When one of our staff members came back to work after maternity leave, she contacted a reputable nanny-placement agency to help her find a day-time caretaker. Friends of hers raved about this agency because they supposedly had the best nannies and because they conducted extensive background checks on all applicants. However, when she perused the “background check” on her chosen nanny, she was appalled to find that it included only her driving and credit history. There was no national criminal history check or a Childline check, which identifies child abuse that did not meet police criteria. Ultimately, she ended up doing those checks herself. Her friends and everyone at PCA were shocked to learn that those checks were not a part of routine procedure. The moral of the story is, “Don’t assume that anyone else is doing the work to protect your child for you.” Ask what is included in background checks for all caretakers, nannies or others. If you want to conduct your own research, arrange for the caretaker to go for the FBI fingerprinting that is needed to show a national criminal record and ask for his or her Childline profile, which documents in-state child abuse history. For Pennsylvanians, go to http://www.pa.cogentid.com/index.htm for the FBI check and contact your county’s child welfare agency to obtain Childline check forms. Parents living elsewhere can simply search on-line for “FBI fingerprinting check” and you will be directed to all of the information that you might need.

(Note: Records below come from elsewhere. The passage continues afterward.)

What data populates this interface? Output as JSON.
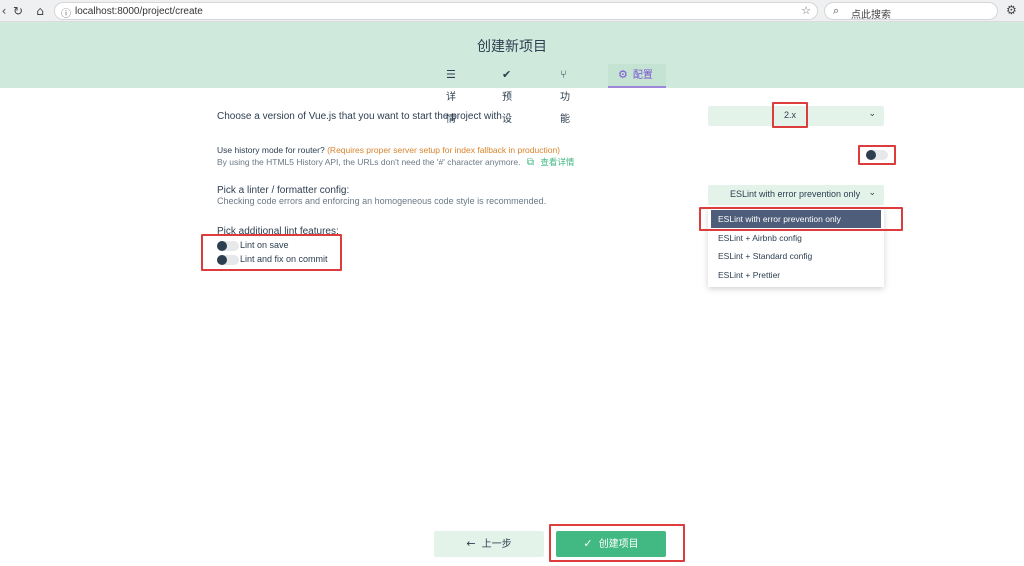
{
  "browser": {
    "url": "localhost:8000/project/create",
    "search_text": "点此搜索",
    "icons": {
      "back": "back-arrow-icon",
      "reload": "reload-icon",
      "home": "home-icon",
      "info": "info-icon",
      "star": "star-icon",
      "search": "search-icon",
      "extension": "extension-icon"
    }
  },
  "header": {
    "title": "创建新项目",
    "tabs": [
      {
        "label": "详情",
        "icon": "list-icon"
      },
      {
        "label": "预设",
        "icon": "check-circle-icon"
      },
      {
        "label": "功能",
        "icon": "fork-icon"
      },
      {
        "label": "配置",
        "icon": "settings-icon",
        "active": true
      }
    ]
  },
  "config": {
    "vue_version": {
      "label": "Choose a version of Vue.js that you want to start the project with",
      "value": "2.x"
    },
    "history_mode": {
      "label": "Use history mode for router?",
      "note": "(Requires proper server setup for index fallback in production)",
      "desc": "By using the HTML5 History API, the URLs don't need the '#' character anymore.",
      "link": "查看详情",
      "enabled": false
    },
    "linter": {
      "label": "Pick a linter / formatter config:",
      "desc": "Checking code errors and enforcing an homogeneous code style is recommended.",
      "selected": "ESLint with error prevention only",
      "options": [
        "ESLint with error prevention only",
        "ESLint + Airbnb config",
        "ESLint + Standard config",
        "ESLint + Prettier"
      ]
    },
    "lint_features": {
      "label": "Pick additional lint features:",
      "items": [
        {
          "label": "Lint on save",
          "enabled": false
        },
        {
          "label": "Lint and fix on commit",
          "enabled": false
        }
      ]
    }
  },
  "footer": {
    "prev_label": "上一步",
    "create_label": "创建项目"
  }
}
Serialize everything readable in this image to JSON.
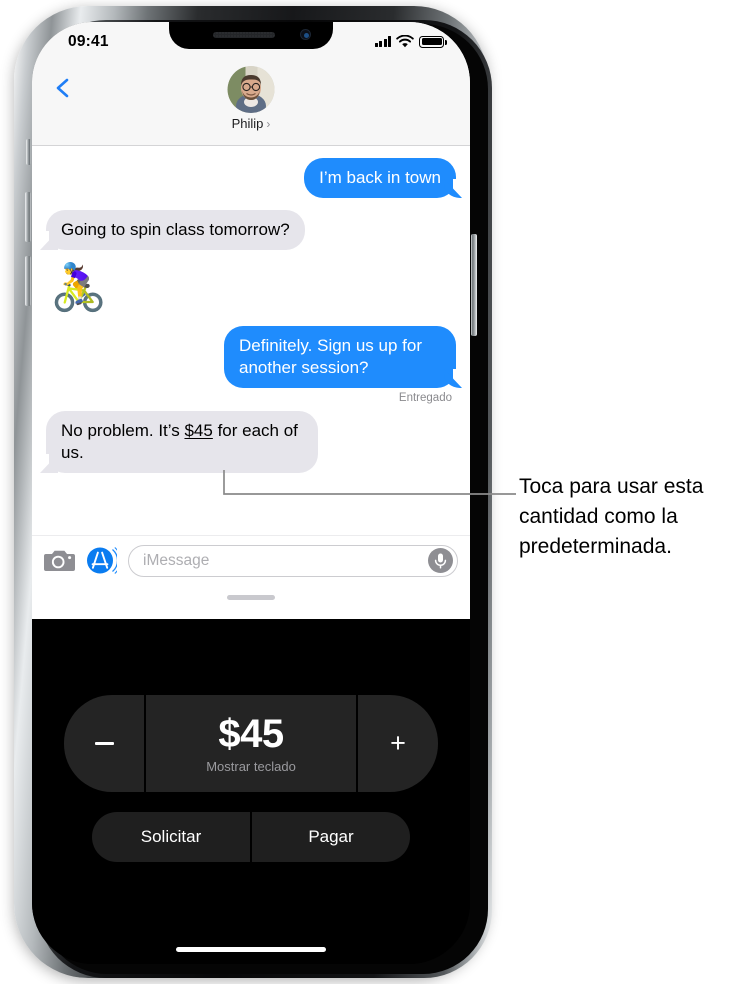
{
  "device": {
    "status_bar": {
      "time": "09:41",
      "signal_icon": "cellular-signal-icon",
      "wifi_icon": "wifi-icon",
      "battery_icon": "battery-full-icon"
    },
    "home_indicator": "home-indicator"
  },
  "messages_app": {
    "back_icon": "back-chevron-icon",
    "contact": {
      "name": "Philip",
      "disclosure_arrow": "›",
      "avatar_alt": "contact-avatar"
    },
    "thread": [
      {
        "id": "m1",
        "side": "out",
        "text": "I’m back in town"
      },
      {
        "id": "m2",
        "side": "in",
        "text": "Going to spin class tomorrow?"
      },
      {
        "id": "m3",
        "side": "in",
        "type": "emoji",
        "text": "🚴‍♀️"
      },
      {
        "id": "m4",
        "side": "out",
        "text": "Definitely. Sign us up for another session?"
      },
      {
        "id": "m5",
        "side": "in",
        "type": "detected",
        "text_before": "No problem. It’s ",
        "detected": "$45",
        "text_after": " for each of us."
      }
    ],
    "delivered_label": "Entregado",
    "input_bar": {
      "camera_icon": "camera-icon",
      "appstore_icon": "app-store-icon",
      "placeholder": "iMessage",
      "mic_icon": "microphone-icon"
    },
    "grabber": "drag-handle"
  },
  "apple_pay_panel": {
    "decrease_label": "−",
    "increase_label": "+",
    "amount": "$45",
    "keyboard_label": "Mostrar teclado",
    "request_label": "Solicitar",
    "pay_label": "Pagar"
  },
  "annotation": {
    "text": "Toca para usar esta cantidad como la predeterminada."
  },
  "colors": {
    "bubble_out": "#1f8cfd",
    "bubble_in": "#e6e5eb",
    "accent_blue": "#007aff",
    "panel_black": "#000000",
    "control_gray": "#242424"
  }
}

8. Avoid “Good Touch/Bad Touch”
How could a conversation about good and bad touching be wrong? Well, it’s not really the conversation that’s wrong; it’s the terminology that can become confusing for kids. As adults, we understand that a “bad touch” generally refers to sexual abuse and we know what it entails. But for most children a “bad touch” is something that causes pain. Sex offenders know this and rarely commit acts that cause physical pain to the child; if the child is hurt, he or she will often tell someone and the offender will be exposed. Therefore, if the touch doesn’t hurt, kids who are being sexually abused may not understand that it is still a “bad touch.” Likewise, a “good touch” for a child is only something that feels good. Children that have been fondled or touched such that their genitalia become stimulated sometimes believe the touching felt “good” and, therefore, do not identify the encounter as something that they should disclose. By replacing these terms with “safe and unsafe touches,” kids are often less confused and more able to identify and speak out about touching that makes them physically or emotionally uncomfortable.
9. Be clear and cover all bases
When talking about body safety, it is just as important to tell kids that it is not okay to touch others as it is to tell them that no one should touch them. Most kids are taught that no one should touch their private parts, but when a perpetrator asks a child to touch him or her, kids are ill equipped to cope and do not know what to do. Be clear with them about the different kinds of touching that are not safe so that they are able to identify it if they experience it.
10. If you don’t know, ask!
Talking to kids about body safety can be difficult and uncomfortable, but it is too important to avoid. If you need guidance in broaching this topic with the children you love, the Philadelphia Children’s Alliance is here to help. The Alliance is an independent nonprofit organization that promotes healing and justice for child abuse victims by conducting state-of-the-art forensic interviews, providing victim support services and collaborating with other agencies to facilitate an integrated response. We are equipped with all sorts of resources, so help is just a phone call away at (215) 387-9500 or visit us on the web at http://kidalliance.org/. Don’t live in Philadelphia? There are Children’s Advocacy Centers all over the country like ours. Go to http://www.nationalchildrensalliance.org/ to find the one closest to you.
By using “The 10 Tips” and by sharing them with others, you and I will make a massive difference in the lives of children. Will you help?
That’s what Michael Rosen says… What do you say?